(ABOUT THIS TASK): Your answer should be the number of lines in the listing that hold the string "label", with no other words.

..............................

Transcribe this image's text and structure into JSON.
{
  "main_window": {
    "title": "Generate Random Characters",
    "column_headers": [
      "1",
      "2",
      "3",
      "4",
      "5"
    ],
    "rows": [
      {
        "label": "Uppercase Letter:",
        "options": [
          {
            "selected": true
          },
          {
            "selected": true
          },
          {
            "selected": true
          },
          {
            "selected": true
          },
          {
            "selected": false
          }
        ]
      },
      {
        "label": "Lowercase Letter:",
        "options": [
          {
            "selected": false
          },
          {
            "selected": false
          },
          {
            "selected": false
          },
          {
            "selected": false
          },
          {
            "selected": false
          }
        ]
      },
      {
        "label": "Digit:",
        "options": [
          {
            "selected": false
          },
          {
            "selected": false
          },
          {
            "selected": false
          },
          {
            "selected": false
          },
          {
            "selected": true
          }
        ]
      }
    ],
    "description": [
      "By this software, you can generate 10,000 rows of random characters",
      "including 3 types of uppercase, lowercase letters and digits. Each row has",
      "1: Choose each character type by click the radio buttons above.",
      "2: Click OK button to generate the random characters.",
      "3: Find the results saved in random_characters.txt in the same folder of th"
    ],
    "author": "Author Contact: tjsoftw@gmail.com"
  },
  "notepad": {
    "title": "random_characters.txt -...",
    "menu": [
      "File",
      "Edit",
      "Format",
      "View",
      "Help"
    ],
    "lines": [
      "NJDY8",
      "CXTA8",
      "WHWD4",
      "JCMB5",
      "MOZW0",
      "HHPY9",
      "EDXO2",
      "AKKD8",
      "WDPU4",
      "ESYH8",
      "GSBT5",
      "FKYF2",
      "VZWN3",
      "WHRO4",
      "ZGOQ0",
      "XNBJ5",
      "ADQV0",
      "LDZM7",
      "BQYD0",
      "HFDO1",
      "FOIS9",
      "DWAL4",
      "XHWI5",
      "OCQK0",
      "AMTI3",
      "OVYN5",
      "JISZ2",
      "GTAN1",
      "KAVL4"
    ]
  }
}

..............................

(YOUR RESPONSE): 3